Descriptions of the INFJ personality type often emphasize our peaceful natures, and point out that we have a hard time dealing with conflict. For example, one of the reasons a commenter on my INFJ Loki post argued my typing is inaccurate was because he couldn’t imaging INFJs “carrying on a constant fight with everyone around you for the majority of your existence.” INFJs are also described as disconnected from the world, and unlikely to feel involved in the reality of what’s going on around us. Though both of these can be true, we’re not completely harmless. Just ask my siblings. Every personality type has a dark side, and INFJs can be just as scary as everyone else.
Let’s dive into the sciencey-part of Myers-Briggs theory for a moment. An INFJ’s dominant function is Introverted Intuition (Ni), which means the shadow function which emerges in times of stress it Extroverted Sensing (Se). Naomi L. Quenk’s book Was That Really Me? is an excellent resource for how each type reacts to stress with their shadow (a.k.a. inferior) function. All quotes are from the 11th chapter of her book.

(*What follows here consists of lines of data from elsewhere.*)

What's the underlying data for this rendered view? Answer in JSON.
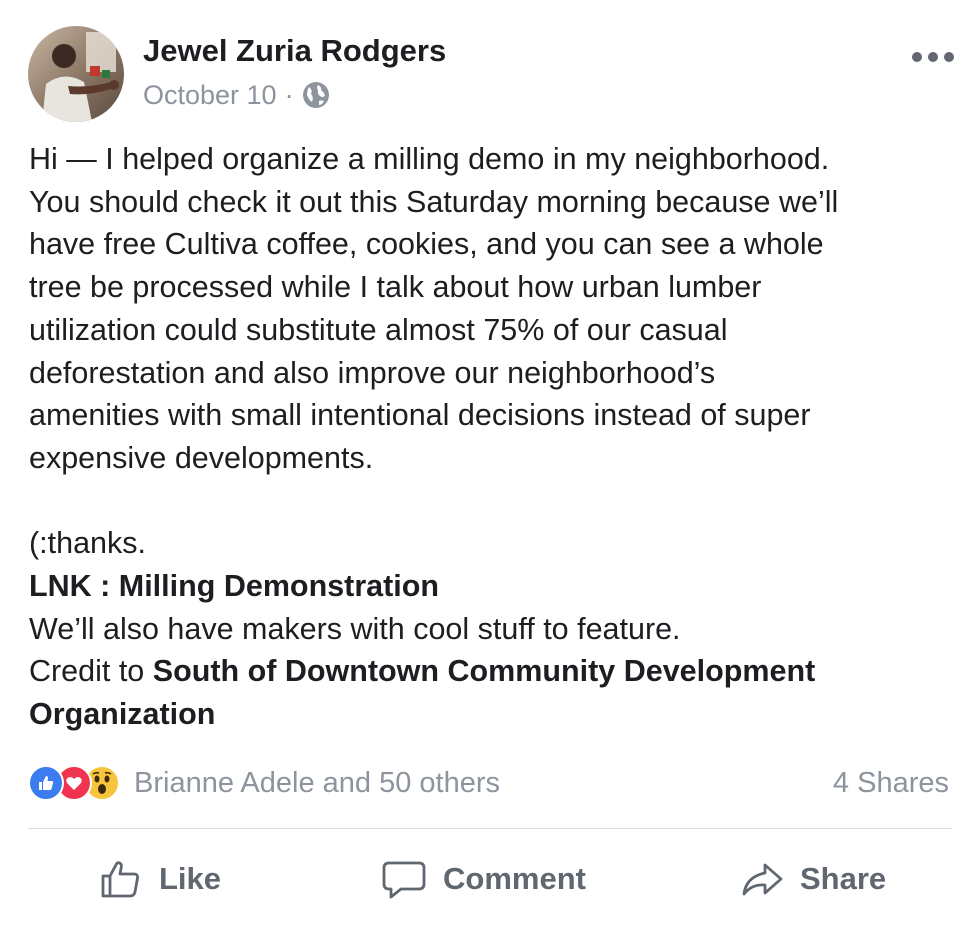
{
  "post": {
    "author": "Jewel Zuria Rodgers",
    "date": "October 10",
    "separator": "·",
    "privacy_icon": "globe-icon",
    "more_icon": "more-options-icon",
    "body": {
      "paragraph_lines": [
        "Hi — I helped organize a milling demo in my neighborhood.",
        "You should check it out this Saturday morning because we’ll",
        "have free Cultiva coffee, cookies, and you can see a whole",
        "tree be processed while I talk about how urban lumber",
        "utilization could substitute almost 75% of our casual",
        "deforestation and also improve our neighborhood’s",
        "amenities with small intentional decisions instead of super",
        "expensive developments."
      ],
      "signoff": "(:thanks.",
      "event_title": "LNK : Milling Demonstration",
      "makers_line": "We’ll also have makers with cool stuff to feature.",
      "credit_prefix": "Credit to ",
      "credit_org_line1": "South of Downtown Community Development",
      "credit_org_line2": "Organization"
    },
    "reactions": {
      "icons": [
        "like-reaction-icon",
        "love-reaction-icon",
        "wow-reaction-icon"
      ],
      "summary": "Brianne Adele and 50 others",
      "shares": "4 Shares"
    },
    "actions": {
      "like": "Like",
      "comment": "Comment",
      "share": "Share"
    },
    "colors": {
      "text": "#1c1e21",
      "secondary": "#8d949e",
      "action": "#606770",
      "like_blue": "#3b7cf0",
      "love_red": "#f0344f",
      "wow_yellow": "#f7c53b"
    }
  }
}
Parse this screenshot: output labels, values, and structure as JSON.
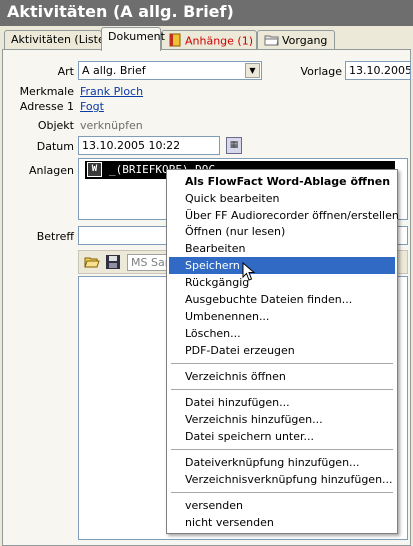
{
  "window": {
    "title": "Aktivitäten (A allg. Brief)"
  },
  "tabs": [
    {
      "label": "Aktivitäten (Liste)",
      "active": false
    },
    {
      "label": "Dokument",
      "active": true
    },
    {
      "label": "Anhänge (1)",
      "active": false,
      "icon": "book-icon",
      "color": "#cc0000"
    },
    {
      "label": "Vorgang",
      "active": false,
      "icon": "folder-icon"
    }
  ],
  "form": {
    "art_label": "Art",
    "art_value": "A allg. Brief",
    "vorlage_label": "Vorlage",
    "vorlage_value": "13.10.2005",
    "merkmale_label": "Merkmale",
    "merkmale_value": "Frank Ploch",
    "adresse_label": "Adresse 1",
    "adresse_value": "Fogt",
    "objekt_label": "Objekt",
    "objekt_value": "verknüpfen",
    "datum_label": "Datum",
    "datum_value": "13.10.2005 10:22",
    "anlagen_label": "Anlagen",
    "anlagen_item": "_(BRIEFKOPF).DOC",
    "betreff_label": "Betreff",
    "betreff_value": ""
  },
  "toolbar": {
    "font_name": "MS San"
  },
  "context_menu": {
    "items": [
      {
        "label": "Als FlowFact Word-Ablage öffnen",
        "bold": true
      },
      {
        "label": "Quick bearbeiten"
      },
      {
        "label": "Über FF Audiorecorder öffnen/erstellen"
      },
      {
        "label": "Öffnen (nur lesen)"
      },
      {
        "label": "Bearbeiten"
      },
      {
        "label": "Speichern",
        "highlighted": true
      },
      {
        "label": "Rückgängig"
      },
      {
        "label": "Ausgebuchte Dateien finden..."
      },
      {
        "label": "Umbenennen..."
      },
      {
        "label": "Löschen..."
      },
      {
        "label": "PDF-Datei erzeugen"
      },
      {
        "label": "Verzeichnis öffnen"
      },
      {
        "label": "Datei hinzufügen..."
      },
      {
        "label": "Verzeichnis hinzufügen..."
      },
      {
        "label": "Datei speichern unter..."
      },
      {
        "label": "Dateiverknüpfung hinzufügen..."
      },
      {
        "label": "Verzeichnisverknüpfung hinzufügen..."
      },
      {
        "label": "versenden"
      },
      {
        "label": "nicht versenden"
      }
    ]
  },
  "colors": {
    "title_bg": "#6e6e6e",
    "menu_highlight": "#316ac5",
    "link": "#0b3aa5",
    "anhaenge_red": "#cc0000"
  }
}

Types with dominant Se use it effectively, but shadow functions are underdeveloped and so INFJs are not comfortable when forced to use sensing. On a small level, making a “sensing mistake” that involves facts or details can make us “annoyed or defensive.” On a larger level, times of stress trigger what Quenk calls a “grip experience,” where the inferior function takes over.

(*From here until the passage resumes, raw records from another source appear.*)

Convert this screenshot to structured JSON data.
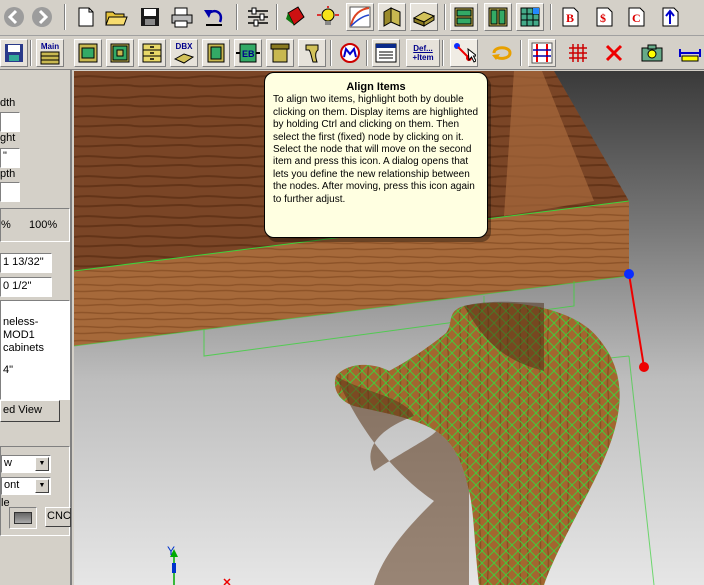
{
  "toolbar1": {
    "icons": [
      "back-icon",
      "forward-icon",
      "new-document-icon",
      "open-folder-icon",
      "save-icon",
      "print-icon",
      "undo-icon",
      "settings-sliders-icon",
      "paint-icon",
      "light-bulb-icon",
      "curve-icon",
      "panel-icon",
      "drawer-icon",
      "cabinet-icon",
      "cabinets-icon",
      "grid-icon",
      "b-report-icon",
      "dollar-report-icon",
      "c-report-icon",
      "up-arrow-icon"
    ],
    "labels": {
      "b_report": "B",
      "dollar_report": "$",
      "c_report": "C"
    }
  },
  "toolbar2": {
    "main_label": "Main",
    "dbx_label": "DBX",
    "eb_label": "EB",
    "def_label": "Def...",
    "item_label": "+Item"
  },
  "left_panel": {
    "width_label": "dth",
    "height_label": "ght",
    "height_value": "\"",
    "depth_label": "pth",
    "percent_left": "%",
    "percent_right": "100%",
    "dim_a": "1 13/32\"",
    "dim_b": "0 1/2\"",
    "group_line1": "neless-MOD1",
    "group_line2": "cabinets",
    "group_line3": "4\"",
    "view_button": "ed View",
    "select1": "w",
    "select2": "ont",
    "style_label": "le",
    "cnc_button": "CNC"
  },
  "tooltip": {
    "title": "Align Items",
    "body": "To align two items, highlight both by double clicking on them. Display items are highlighted by holding Ctrl and clicking on them. Then select the first (fixed) node by clicking on it. Select the node that will move on the second item and press this icon. A dialog opens that lets you define the new relationship between the nodes. After moving, press this icon again to further adjust."
  },
  "viewport": {
    "axis_label": "Y"
  },
  "colors": {
    "wood_top": "#7a4526",
    "wood_front": "#b0703e",
    "leg": "#a2672f",
    "grid": "#3cd23c",
    "node_blue": "#0a2cff",
    "node_red": "#ee0000"
  }
}
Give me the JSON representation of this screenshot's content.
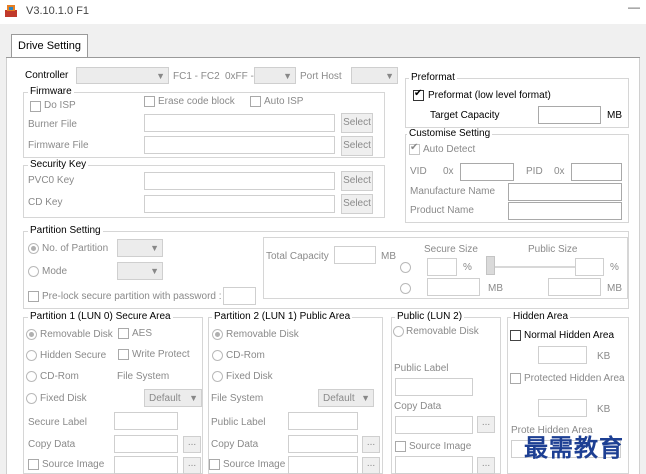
{
  "window": {
    "title": "V3.10.1.0 F1",
    "minimize_glyph": "—"
  },
  "tabs": [
    {
      "label": "Drive Setting"
    }
  ],
  "controller": {
    "label": "Controller",
    "fc_text": "FC1 - FC2",
    "hex_text": "0xFF -",
    "port_label": "Port Host"
  },
  "firmware": {
    "title": "Firmware",
    "do_isp": "Do ISP",
    "erase_code_block": "Erase code block",
    "auto_isp": "Auto ISP",
    "burner_file": "Burner File",
    "firmware_file": "Firmware File",
    "select": "Select"
  },
  "security_key": {
    "title": "Security Key",
    "pvc0_key": "PVC0 Key",
    "cd_key": "CD Key",
    "select": "Select"
  },
  "preformat": {
    "title": "Preformat",
    "checkbox_label": "Preformat (low level format)",
    "checked": true,
    "target_capacity": "Target Capacity",
    "unit": "MB"
  },
  "customise": {
    "title": "Customise Setting",
    "auto_detect": "Auto Detect",
    "auto_detect_checked": true,
    "vid": "VID",
    "pid": "PID",
    "hex_prefix": "0x",
    "manufacture_name": "Manufacture Name",
    "product_name": "Product Name"
  },
  "partition": {
    "title": "Partition Setting",
    "no_of_partition": "No. of Partition",
    "mode": "Mode",
    "prelock": "Pre-lock secure partition with password :",
    "total_capacity": "Total Capacity",
    "mb": "MB",
    "secure_size": "Secure Size",
    "public_size": "Public Size",
    "percent": "%"
  },
  "lun0": {
    "title": "Partition 1 (LUN 0) Secure Area",
    "removable_disk": "Removable Disk",
    "aes": "AES",
    "hidden_secure": "Hidden Secure",
    "write_protect": "Write Protect",
    "cd_rom": "CD-Rom",
    "file_system": "File System",
    "fixed_disk": "Fixed Disk",
    "default": "Default",
    "secure_label": "Secure Label",
    "copy_data": "Copy Data",
    "source_image": "Source Image",
    "browse": "..."
  },
  "lun1": {
    "title": "Partition 2 (LUN 1) Public Area",
    "removable_disk": "Removable Disk",
    "cd_rom": "CD-Rom",
    "fixed_disk": "Fixed Disk",
    "file_system": "File System",
    "default": "Default",
    "public_label": "Public Label",
    "copy_data": "Copy Data",
    "source_image": "Source Image",
    "browse": "..."
  },
  "public_lun2": {
    "title": "Public (LUN 2)",
    "removable_disk": "Removable Disk",
    "public_label": "Public Label",
    "copy_data": "Copy Data",
    "source_image": "Source Image",
    "browse": "..."
  },
  "hidden_area": {
    "title": "Hidden Area",
    "normal_hidden_area": "Normal Hidden Area",
    "kb": "KB",
    "protected_hidden_area": "Protected Hidden Area",
    "truncated_label": "Prote  Hidden  Area"
  },
  "watermark": {
    "text": "最需教育"
  }
}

For INFJs (and INTJs, who share Se as a shadow function), stress causes an “obsessive focus on external data,” an “overindulgence in sensual pleasure,” and an “adversarial attitude toward the outer world.” The first one can make us irritable and obsessive. The second often takes the form of overeating, shopping for things we don’t need, and generally becoming self-centered. The third is a defensive response to feeling like the entire world is spinning out of control.
Their hypersensitivity to potentially dangerous surroundings can promote uneasiness about people as well. … An INFJ said she “becomes suspicious. Usually I’m tolerant, curious, and compassionate, so ‘out of character’ for me means I’m unaccepting and frustrated with the world.” …
The altered state of any inferior function is typically accompanied by a lessening of social controls and therefore more frequent expressions of anger. However, the character of that anger may be different for different types. For INTJs and INFJs, the “cause” of distress is often one or more “objects” in the environment. The anger directed at either things or people may therefore be more focused, intense, and extreme than with other inferior functions.
Stress isn’t the only thing that can bring out an INFJ’s angry side. Jenn Granneman, the INFJ blogger of “Introvert, Dear” wrote an excellent article that addresses this issue: “How INFJs Deal with Conflict: 10 Confessions.” Here’s a quote:
Don’t underestimate my gentle nature. I’m not all warm fuzzies and smiles. If you cross one of my deeply held inner values, I become extremely outspoken and crusading. If I see someone else being hurt, I’ll have a strong urge to be their protector and defend them. An angry INFJ can deliver a wrath and intensity you’ve probably never experienced before. Think Jesus in the temple with whips, turning over the money changers’ tables.
Couldn’t have said it better myself.
One of the odd things that results from INFJs generally peaceful nature evaporating once a deeply held value is crossed is that some people might be clueless about how we really feel about them. An INFJ won’t share their real self and inner thoughts with a casual acquaintance, and will go along with most conversations and suggestions just to avoid conflict. That can continue until the other person says or does something that crosses a line the INFJ has drawn in their minds, e.g. an INFJ woman being friendly to a guy she doesn’t really like up until the point where he actually asks her out. I imagine it’s pretty puzzling for people who think they’re getting along just fine when suddenly an INFJ blurts out “I don’t agree. And by the way, here’s everything else you’ve done over the entire course of our relationship that irritates me.”
Dealing With Emotions
One of the great things about knowing your Myers-Briggs type is that knowledge about your type can help you with working on your weaknesses. I can use my Se as an excuse for angry outbursts, or I can recognize what’s going on and learn to deal with it more effectively. You can find articles about INFJ Strategies for Dealing with Emotions and guides like Manage Those Pesky Emotions.
Naomi Quenk says INFJs and INTJs need “space and a low-pressure environment” to deescalate from a grip experience. It’s more helpful to take some alone time when feeling angry than to try and talk through it in the moment, partly to avoid sensory overload and partly to keep from snapping at people trying to give “helpful” advice. also, a “chance of scenery or activity can help break the negative, obsessive focus.” Try doing some yoga, going for a walk, or watching a film. Ni types can also exercise their Se through a hobby like “photography, woodworking, furniture refinishing, or cooking.”